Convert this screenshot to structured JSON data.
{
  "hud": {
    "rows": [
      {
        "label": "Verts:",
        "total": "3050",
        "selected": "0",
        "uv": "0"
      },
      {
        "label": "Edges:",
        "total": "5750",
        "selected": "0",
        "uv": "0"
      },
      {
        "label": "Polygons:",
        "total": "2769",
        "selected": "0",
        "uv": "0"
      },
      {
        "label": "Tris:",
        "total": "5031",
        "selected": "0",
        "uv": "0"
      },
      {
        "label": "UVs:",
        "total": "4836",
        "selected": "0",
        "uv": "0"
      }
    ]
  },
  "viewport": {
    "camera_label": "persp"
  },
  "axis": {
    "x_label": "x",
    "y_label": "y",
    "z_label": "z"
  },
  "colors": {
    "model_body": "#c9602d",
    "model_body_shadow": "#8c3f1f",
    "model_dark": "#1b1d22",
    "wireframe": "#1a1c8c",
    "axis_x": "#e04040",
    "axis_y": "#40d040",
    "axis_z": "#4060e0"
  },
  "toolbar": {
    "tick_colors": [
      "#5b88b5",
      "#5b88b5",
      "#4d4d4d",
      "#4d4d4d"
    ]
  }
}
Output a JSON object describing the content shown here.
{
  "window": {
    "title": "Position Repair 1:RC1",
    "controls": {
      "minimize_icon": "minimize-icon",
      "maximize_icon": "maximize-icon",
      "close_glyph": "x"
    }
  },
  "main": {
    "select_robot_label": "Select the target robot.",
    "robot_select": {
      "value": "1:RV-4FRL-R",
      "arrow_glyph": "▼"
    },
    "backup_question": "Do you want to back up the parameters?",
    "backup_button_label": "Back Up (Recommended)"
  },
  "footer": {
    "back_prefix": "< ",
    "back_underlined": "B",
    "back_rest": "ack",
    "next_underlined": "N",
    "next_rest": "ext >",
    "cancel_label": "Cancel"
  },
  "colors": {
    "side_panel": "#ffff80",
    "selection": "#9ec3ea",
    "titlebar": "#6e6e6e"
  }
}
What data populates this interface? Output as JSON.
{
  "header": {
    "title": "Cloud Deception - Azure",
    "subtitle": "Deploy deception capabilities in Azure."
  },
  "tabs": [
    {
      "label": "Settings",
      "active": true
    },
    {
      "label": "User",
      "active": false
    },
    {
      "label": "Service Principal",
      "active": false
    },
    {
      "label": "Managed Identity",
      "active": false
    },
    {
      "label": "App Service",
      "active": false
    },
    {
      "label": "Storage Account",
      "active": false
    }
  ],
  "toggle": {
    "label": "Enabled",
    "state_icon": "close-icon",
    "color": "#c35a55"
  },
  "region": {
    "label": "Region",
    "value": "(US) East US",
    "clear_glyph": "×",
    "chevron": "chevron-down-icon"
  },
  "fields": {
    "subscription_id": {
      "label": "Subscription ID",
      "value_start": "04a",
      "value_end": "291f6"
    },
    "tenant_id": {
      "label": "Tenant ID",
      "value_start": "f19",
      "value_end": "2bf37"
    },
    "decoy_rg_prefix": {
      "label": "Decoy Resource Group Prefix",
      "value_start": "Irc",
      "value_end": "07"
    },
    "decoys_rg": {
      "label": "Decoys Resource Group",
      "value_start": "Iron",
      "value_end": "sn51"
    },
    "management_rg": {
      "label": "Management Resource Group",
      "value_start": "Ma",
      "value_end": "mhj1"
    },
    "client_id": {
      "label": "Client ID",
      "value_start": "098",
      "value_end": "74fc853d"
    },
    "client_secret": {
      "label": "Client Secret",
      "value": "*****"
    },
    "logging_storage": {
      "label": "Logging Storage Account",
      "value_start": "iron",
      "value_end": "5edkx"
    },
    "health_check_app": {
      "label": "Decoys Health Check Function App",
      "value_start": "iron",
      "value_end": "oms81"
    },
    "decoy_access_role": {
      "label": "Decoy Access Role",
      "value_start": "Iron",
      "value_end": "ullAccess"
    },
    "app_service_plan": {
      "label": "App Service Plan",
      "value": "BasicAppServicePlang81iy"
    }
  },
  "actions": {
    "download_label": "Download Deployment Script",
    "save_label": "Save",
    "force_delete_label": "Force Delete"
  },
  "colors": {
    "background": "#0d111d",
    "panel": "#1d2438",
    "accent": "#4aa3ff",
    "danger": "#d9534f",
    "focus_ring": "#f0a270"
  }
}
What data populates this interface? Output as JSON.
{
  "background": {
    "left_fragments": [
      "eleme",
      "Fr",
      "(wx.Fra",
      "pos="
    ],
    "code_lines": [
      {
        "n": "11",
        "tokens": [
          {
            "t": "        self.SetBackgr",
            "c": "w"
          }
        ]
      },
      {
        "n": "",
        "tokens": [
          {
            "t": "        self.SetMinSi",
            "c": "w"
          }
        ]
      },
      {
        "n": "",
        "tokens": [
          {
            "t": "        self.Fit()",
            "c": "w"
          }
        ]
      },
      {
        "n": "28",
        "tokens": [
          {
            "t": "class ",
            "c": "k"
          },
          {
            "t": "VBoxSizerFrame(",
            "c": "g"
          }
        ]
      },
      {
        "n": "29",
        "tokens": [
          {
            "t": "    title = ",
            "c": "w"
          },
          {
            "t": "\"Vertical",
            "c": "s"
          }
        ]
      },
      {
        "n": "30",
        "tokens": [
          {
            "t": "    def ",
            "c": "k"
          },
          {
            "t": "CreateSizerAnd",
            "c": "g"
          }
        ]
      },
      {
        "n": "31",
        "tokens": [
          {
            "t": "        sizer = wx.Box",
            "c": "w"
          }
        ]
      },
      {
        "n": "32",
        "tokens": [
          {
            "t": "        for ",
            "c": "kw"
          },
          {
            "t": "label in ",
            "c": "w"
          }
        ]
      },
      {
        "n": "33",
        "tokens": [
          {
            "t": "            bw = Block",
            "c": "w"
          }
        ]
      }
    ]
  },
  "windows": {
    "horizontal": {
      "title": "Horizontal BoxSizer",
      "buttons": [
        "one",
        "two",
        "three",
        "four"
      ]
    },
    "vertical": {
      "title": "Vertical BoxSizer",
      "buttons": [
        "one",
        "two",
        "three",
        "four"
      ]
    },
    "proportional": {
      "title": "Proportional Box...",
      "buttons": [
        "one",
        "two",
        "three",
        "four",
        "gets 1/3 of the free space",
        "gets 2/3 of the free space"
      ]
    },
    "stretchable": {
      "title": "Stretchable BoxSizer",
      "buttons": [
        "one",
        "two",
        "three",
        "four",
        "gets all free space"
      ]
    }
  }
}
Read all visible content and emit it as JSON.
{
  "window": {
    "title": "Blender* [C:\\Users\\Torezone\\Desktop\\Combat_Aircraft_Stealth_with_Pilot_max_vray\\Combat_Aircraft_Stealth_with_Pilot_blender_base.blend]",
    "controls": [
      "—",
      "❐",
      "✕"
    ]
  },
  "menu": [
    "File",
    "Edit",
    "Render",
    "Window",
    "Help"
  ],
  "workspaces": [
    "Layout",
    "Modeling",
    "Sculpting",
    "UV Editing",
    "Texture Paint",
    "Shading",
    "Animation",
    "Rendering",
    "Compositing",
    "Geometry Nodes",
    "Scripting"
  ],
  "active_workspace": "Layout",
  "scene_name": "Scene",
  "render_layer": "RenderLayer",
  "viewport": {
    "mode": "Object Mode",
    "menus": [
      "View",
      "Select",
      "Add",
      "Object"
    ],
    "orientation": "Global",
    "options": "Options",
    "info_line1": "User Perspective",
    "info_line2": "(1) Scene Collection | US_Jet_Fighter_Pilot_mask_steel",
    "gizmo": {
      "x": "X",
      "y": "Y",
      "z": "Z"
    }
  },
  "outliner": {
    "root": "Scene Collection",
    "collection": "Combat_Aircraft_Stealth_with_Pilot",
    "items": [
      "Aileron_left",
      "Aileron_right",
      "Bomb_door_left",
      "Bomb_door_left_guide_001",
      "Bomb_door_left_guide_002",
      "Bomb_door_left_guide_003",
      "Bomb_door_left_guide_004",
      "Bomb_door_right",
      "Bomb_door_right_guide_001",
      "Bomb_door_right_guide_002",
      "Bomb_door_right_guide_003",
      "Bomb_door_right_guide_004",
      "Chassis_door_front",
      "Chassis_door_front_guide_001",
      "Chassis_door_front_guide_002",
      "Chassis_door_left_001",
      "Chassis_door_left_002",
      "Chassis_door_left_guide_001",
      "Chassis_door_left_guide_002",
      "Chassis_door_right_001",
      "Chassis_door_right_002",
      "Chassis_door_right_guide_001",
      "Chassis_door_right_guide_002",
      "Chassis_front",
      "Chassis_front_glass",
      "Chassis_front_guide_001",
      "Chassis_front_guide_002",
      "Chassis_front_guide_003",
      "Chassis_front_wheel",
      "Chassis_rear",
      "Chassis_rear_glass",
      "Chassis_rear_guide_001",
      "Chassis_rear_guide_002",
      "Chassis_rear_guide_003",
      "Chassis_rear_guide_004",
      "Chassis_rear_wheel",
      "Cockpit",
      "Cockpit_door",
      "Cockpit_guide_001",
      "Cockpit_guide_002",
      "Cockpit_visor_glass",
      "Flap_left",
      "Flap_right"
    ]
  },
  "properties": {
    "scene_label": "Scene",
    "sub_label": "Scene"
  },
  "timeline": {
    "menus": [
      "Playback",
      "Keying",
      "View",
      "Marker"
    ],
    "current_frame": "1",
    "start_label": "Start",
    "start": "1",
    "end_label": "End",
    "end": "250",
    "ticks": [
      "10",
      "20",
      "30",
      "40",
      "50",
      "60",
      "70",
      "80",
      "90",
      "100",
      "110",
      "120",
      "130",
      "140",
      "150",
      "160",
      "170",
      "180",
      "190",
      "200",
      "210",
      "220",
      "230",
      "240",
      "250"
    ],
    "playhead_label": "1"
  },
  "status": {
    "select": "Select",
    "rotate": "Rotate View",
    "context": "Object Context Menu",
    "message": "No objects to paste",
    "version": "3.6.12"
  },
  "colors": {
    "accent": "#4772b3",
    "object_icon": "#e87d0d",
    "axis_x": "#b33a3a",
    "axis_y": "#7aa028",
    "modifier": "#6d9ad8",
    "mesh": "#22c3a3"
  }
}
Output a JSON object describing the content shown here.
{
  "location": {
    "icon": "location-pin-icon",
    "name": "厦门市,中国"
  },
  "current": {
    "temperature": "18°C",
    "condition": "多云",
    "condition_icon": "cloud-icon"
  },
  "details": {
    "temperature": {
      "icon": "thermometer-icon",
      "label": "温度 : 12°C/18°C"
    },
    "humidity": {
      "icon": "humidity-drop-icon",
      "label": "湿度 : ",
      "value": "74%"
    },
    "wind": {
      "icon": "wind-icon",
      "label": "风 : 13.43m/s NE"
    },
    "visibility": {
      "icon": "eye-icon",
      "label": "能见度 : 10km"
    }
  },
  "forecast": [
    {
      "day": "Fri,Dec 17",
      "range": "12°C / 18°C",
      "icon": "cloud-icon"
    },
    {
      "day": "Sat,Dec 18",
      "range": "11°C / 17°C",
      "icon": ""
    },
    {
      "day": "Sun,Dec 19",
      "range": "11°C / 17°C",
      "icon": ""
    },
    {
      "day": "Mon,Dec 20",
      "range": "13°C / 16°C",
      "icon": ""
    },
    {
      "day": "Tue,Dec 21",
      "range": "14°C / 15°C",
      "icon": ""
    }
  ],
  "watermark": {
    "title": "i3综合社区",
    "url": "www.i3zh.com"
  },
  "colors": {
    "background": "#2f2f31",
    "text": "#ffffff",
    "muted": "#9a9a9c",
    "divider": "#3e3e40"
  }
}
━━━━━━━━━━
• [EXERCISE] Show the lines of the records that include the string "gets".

• [EXPECTED ANSWER]
        "gets 1/3 of the free space",
        "gets 2/3 of the free space"
        "gets all free space"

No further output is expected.